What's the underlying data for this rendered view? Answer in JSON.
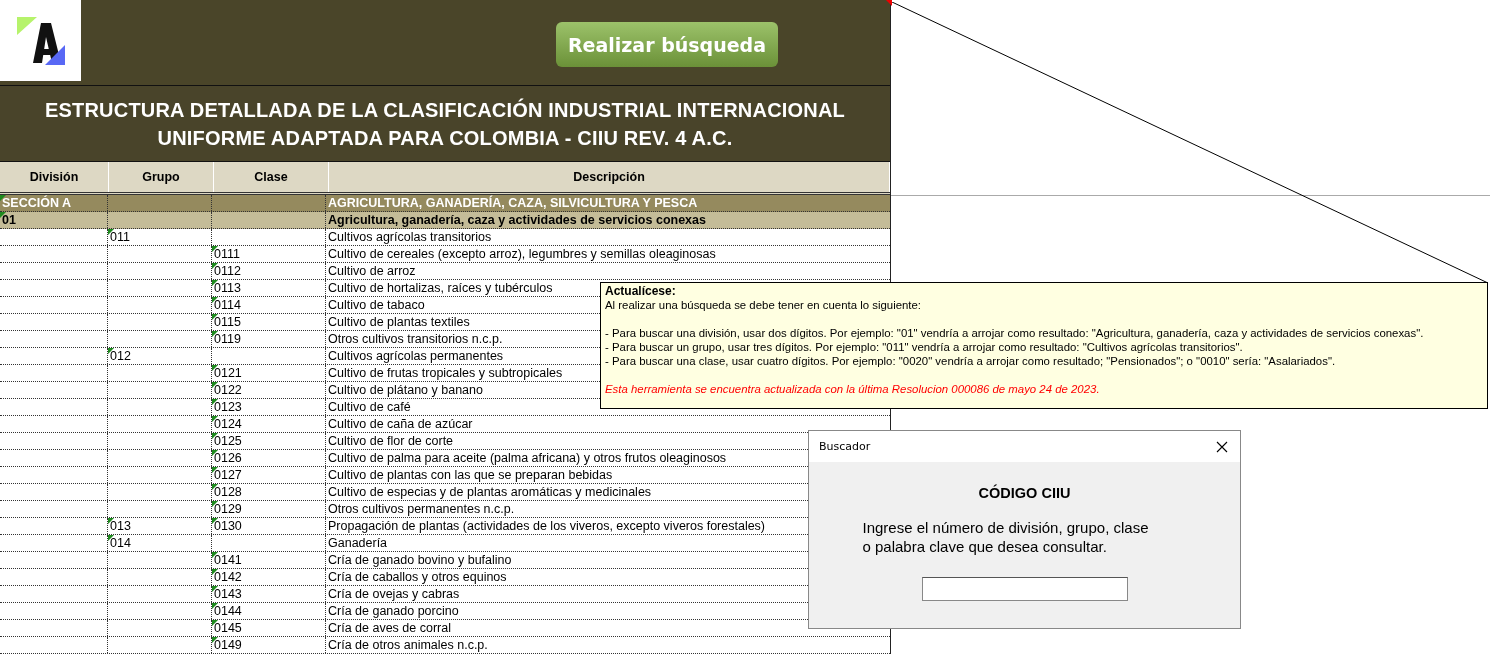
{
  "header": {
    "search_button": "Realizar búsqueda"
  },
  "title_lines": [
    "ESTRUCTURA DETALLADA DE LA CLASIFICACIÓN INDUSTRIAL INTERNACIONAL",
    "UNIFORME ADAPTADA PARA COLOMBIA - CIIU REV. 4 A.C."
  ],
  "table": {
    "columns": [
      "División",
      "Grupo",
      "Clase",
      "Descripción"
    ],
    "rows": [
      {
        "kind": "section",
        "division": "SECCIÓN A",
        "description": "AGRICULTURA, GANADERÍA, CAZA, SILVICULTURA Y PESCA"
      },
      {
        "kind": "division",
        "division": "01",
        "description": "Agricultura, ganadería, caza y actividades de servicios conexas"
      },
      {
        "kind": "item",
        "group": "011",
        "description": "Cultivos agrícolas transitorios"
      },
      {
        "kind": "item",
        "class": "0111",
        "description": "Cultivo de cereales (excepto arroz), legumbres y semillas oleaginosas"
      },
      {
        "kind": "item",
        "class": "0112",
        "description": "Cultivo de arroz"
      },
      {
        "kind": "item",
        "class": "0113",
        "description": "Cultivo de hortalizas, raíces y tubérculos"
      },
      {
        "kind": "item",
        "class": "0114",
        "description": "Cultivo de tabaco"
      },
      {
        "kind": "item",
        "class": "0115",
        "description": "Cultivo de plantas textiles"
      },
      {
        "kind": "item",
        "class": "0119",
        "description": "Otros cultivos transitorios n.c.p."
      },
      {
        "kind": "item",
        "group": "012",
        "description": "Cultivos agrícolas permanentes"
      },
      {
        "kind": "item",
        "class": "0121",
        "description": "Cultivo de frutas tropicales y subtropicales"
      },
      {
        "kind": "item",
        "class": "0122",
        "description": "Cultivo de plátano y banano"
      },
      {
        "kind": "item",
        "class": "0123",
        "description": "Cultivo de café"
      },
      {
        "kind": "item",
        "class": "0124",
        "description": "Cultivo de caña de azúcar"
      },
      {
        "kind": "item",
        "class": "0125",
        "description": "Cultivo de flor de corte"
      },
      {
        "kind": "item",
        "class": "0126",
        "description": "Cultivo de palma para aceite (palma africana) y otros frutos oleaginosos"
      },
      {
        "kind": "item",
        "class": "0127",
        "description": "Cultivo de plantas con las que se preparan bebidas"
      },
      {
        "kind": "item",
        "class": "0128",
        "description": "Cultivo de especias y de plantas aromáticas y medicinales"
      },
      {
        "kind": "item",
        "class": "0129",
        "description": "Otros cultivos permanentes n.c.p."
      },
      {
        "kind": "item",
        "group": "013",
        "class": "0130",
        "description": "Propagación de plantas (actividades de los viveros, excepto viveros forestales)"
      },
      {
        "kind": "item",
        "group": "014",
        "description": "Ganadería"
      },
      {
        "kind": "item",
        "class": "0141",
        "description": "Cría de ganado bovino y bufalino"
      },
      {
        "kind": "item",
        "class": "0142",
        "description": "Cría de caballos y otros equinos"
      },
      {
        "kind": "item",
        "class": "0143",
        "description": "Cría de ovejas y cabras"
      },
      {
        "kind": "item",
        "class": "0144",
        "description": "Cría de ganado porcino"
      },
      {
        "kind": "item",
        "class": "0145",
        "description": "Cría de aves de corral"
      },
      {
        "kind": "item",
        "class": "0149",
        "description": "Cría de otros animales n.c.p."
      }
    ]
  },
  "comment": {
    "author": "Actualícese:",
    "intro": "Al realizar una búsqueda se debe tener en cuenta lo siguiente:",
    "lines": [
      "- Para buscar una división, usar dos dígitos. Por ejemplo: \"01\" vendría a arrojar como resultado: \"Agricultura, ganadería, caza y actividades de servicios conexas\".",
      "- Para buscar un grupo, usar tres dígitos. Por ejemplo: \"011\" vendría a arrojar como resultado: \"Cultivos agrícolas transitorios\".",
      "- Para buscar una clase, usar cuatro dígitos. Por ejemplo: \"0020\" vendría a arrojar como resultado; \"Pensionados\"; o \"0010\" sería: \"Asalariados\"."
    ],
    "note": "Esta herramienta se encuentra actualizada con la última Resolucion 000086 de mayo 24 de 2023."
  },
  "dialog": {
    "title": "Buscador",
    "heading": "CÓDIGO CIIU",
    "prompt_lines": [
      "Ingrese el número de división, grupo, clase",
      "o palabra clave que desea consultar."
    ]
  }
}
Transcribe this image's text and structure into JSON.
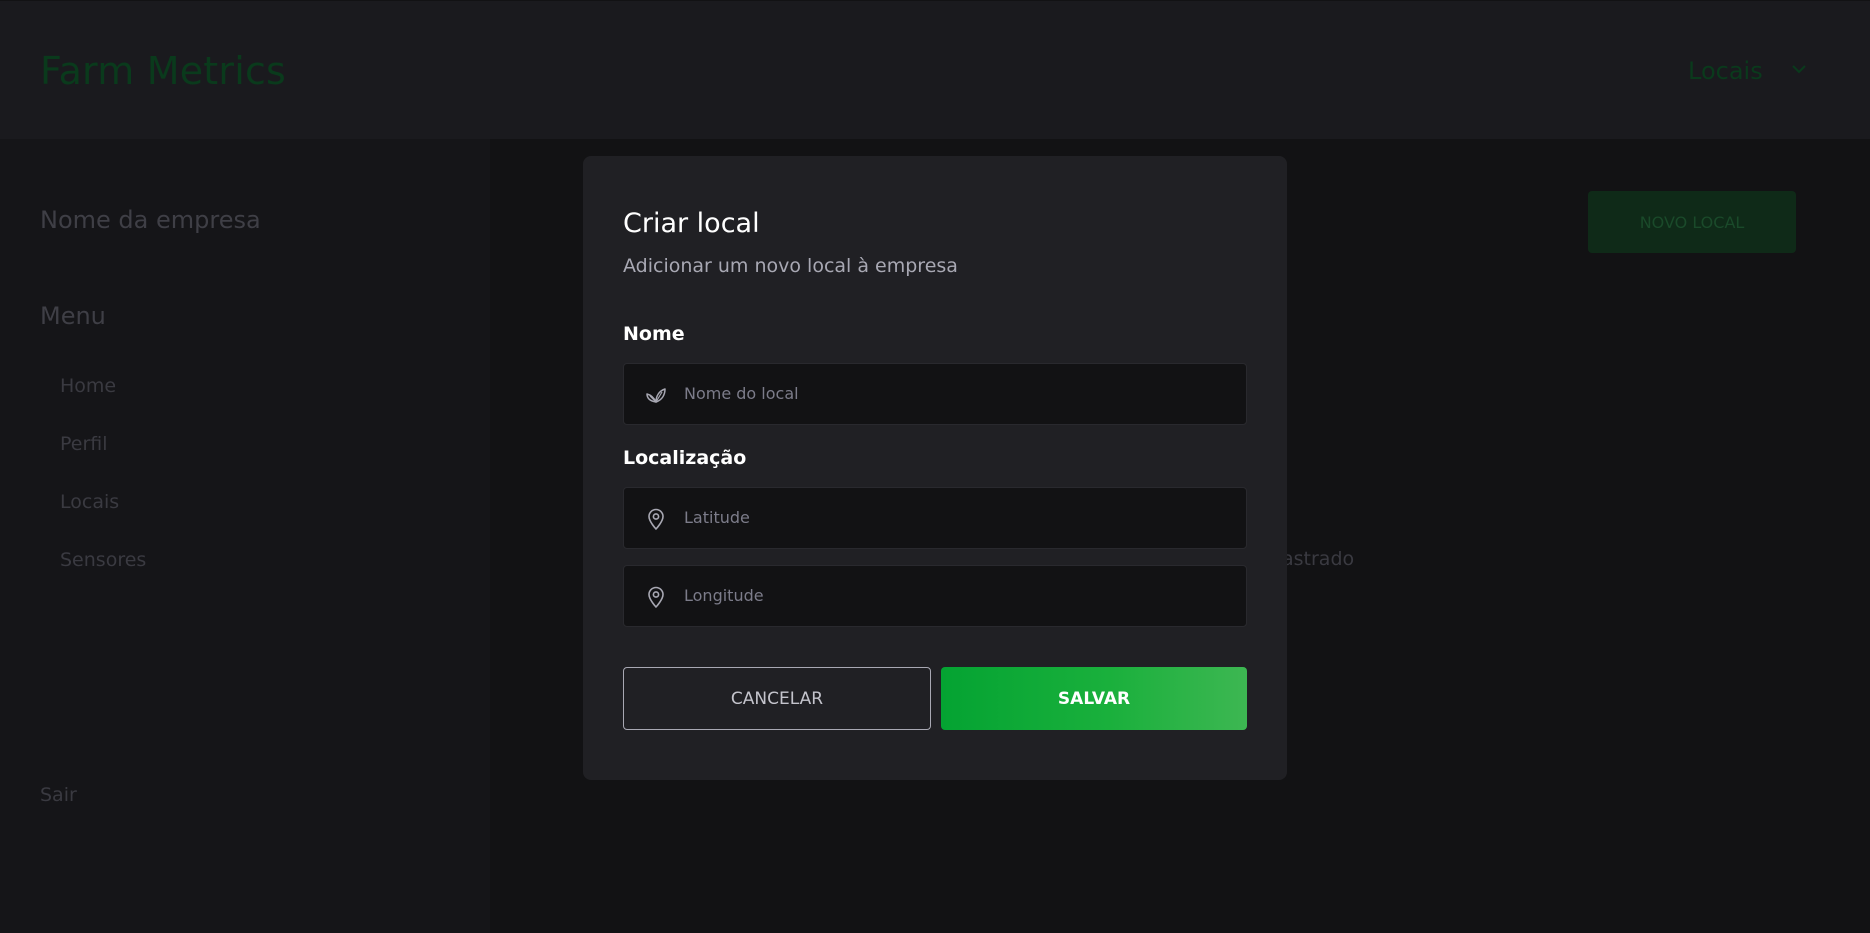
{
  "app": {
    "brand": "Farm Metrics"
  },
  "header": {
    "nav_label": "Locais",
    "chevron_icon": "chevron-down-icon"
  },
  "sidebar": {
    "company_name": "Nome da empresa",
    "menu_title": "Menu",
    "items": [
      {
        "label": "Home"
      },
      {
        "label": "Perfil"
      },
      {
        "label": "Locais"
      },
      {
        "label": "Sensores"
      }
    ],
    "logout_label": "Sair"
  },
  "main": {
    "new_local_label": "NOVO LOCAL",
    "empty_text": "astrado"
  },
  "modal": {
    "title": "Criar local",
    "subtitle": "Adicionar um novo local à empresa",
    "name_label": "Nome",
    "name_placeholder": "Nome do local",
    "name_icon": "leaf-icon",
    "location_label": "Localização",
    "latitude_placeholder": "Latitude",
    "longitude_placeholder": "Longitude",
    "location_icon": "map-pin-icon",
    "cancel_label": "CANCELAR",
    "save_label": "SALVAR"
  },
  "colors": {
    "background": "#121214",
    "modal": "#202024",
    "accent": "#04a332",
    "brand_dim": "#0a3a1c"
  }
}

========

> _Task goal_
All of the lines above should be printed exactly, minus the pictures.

> _Finished exercise_
What's the underlying data for this rendered view? Answer in JSON.
{
  "header": {
    "search_button": "Realizar búsqueda"
  },
  "title_lines": [
    "ESTRUCTURA DETALLADA DE LA CLASIFICACIÓN INDUSTRIAL INTERNACIONAL",
    "UNIFORME ADAPTADA PARA COLOMBIA - CIIU REV. 4 A.C."
  ],
  "table": {
    "columns": [
      "División",
      "Grupo",
      "Clase",
      "Descripción"
    ],
    "rows": [
      {
        "kind": "section",
        "division": "SECCIÓN A",
        "description": "AGRICULTURA, GANADERÍA, CAZA, SILVICULTURA Y PESCA"
      },
      {
        "kind": "division",
        "division": "01",
        "description": "Agricultura, ganadería, caza y actividades de servicios conexas"
      },
      {
        "kind": "item",
        "group": "011",
        "description": "Cultivos agrícolas transitorios"
      },
      {
        "kind": "item",
        "class": "0111",
        "description": "Cultivo de cereales (excepto arroz), legumbres y semillas oleaginosas"
      },
      {
        "kind": "item",
        "class": "0112",
        "description": "Cultivo de arroz"
      },
      {
        "kind": "item",
        "class": "0113",
        "description": "Cultivo de hortalizas, raíces y tubérculos"
      },
      {
        "kind": "item",
        "class": "0114",
        "description": "Cultivo de tabaco"
      },
      {
        "kind": "item",
        "class": "0115",
        "description": "Cultivo de plantas textiles"
      },
      {
        "kind": "item",
        "class": "0119",
        "description": "Otros cultivos transitorios n.c.p."
      },
      {
        "kind": "item",
        "group": "012",
        "description": "Cultivos agrícolas permanentes"
      },
      {
        "kind": "item",
        "class": "0121",
        "description": "Cultivo de frutas tropicales y subtropicales"
      },
      {
        "kind": "item",
        "class": "0122",
        "description": "Cultivo de plátano y banano"
      },
      {
        "kind": "item",
        "class": "0123",
        "description": "Cultivo de café"
      },
      {
        "kind": "item",
        "class": "0124",
        "description": "Cultivo de caña de azúcar"
      },
      {
        "kind": "item",
        "class": "0125",
        "description": "Cultivo de flor de corte"
      },
      {
        "kind": "item",
        "class": "0126",
        "description": "Cultivo de palma para aceite (palma africana) y otros frutos oleaginosos"
      },
      {
        "kind": "item",
        "class": "0127",
        "description": "Cultivo de plantas con las que se preparan bebidas"
      },
      {
        "kind": "item",
        "class": "0128",
        "description": "Cultivo de especias y de plantas aromáticas y medicinales"
      },
      {
        "kind": "item",
        "class": "0129",
        "description": "Otros cultivos permanentes n.c.p."
      },
      {
        "kind": "item",
        "group": "013",
        "class": "0130",
        "description": "Propagación de plantas (actividades de los viveros, excepto viveros forestales)"
      },
      {
        "kind": "item",
        "group": "014",
        "description": "Ganadería"
      },
      {
        "kind": "item",
        "class": "0141",
        "description": "Cría de ganado bovino y bufalino"
      },
      {
        "kind": "item",
        "class": "0142",
        "description": "Cría de caballos y otros equinos"
      },
      {
        "kind": "item",
        "class": "0143",
        "description": "Cría de ovejas y cabras"
      },
      {
        "kind": "item",
        "class": "0144",
        "description": "Cría de ganado porcino"
      },
      {
        "kind": "item",
        "class": "0145",
        "description": "Cría de aves de corral"
      },
      {
        "kind": "item",
        "class": "0149",
        "description": "Cría de otros animales n.c.p."
      }
    ]
  },
  "comment": {
    "author": "Actualícese:",
    "intro": "Al realizar una búsqueda se debe tener en cuenta lo siguiente:",
    "lines": [
      "- Para buscar una división, usar dos dígitos. Por ejemplo: \"01\" vendría a arrojar como resultado: \"Agricultura, ganadería, caza y actividades de servicios conexas\".",
      "- Para buscar un grupo, usar tres dígitos. Por ejemplo: \"011\" vendría a arrojar como resultado: \"Cultivos agrícolas transitorios\".",
      "- Para buscar una clase, usar cuatro dígitos. Por ejemplo: \"0020\" vendría a arrojar como resultado; \"Pensionados\"; o \"0010\" sería: \"Asalariados\"."
    ],
    "note": "Esta herramienta se encuentra actualizada con la última Resolucion 000086 de mayo 24 de 2023."
  },
  "dialog": {
    "title": "Buscador",
    "heading": "CÓDIGO CIIU",
    "prompt_lines": [
      "Ingrese el número de división, grupo, clase",
      "o palabra clave que desea consultar."
    ]
  }
}
Transcribe this image's text and structure into JSON.
{
  "app": {
    "brand": "Farm Metrics"
  },
  "header": {
    "nav_label": "Locais",
    "chevron_icon": "chevron-down-icon"
  },
  "sidebar": {
    "company_name": "Nome da empresa",
    "menu_title": "Menu",
    "items": [
      {
        "label": "Home"
      },
      {
        "label": "Perfil"
      },
      {
        "label": "Locais"
      },
      {
        "label": "Sensores"
      }
    ],
    "logout_label": "Sair"
  },
  "main": {
    "new_local_label": "NOVO LOCAL",
    "empty_text": "astrado"
  },
  "modal": {
    "title": "Criar local",
    "subtitle": "Adicionar um novo local à empresa",
    "name_label": "Nome",
    "name_placeholder": "Nome do local",
    "name_icon": "leaf-icon",
    "location_label": "Localização",
    "latitude_placeholder": "Latitude",
    "longitude_placeholder": "Longitude",
    "location_icon": "map-pin-icon",
    "cancel_label": "CANCELAR",
    "save_label": "SALVAR"
  },
  "colors": {
    "background": "#121214",
    "modal": "#202024",
    "accent": "#04a332",
    "brand_dim": "#0a3a1c"
  }
}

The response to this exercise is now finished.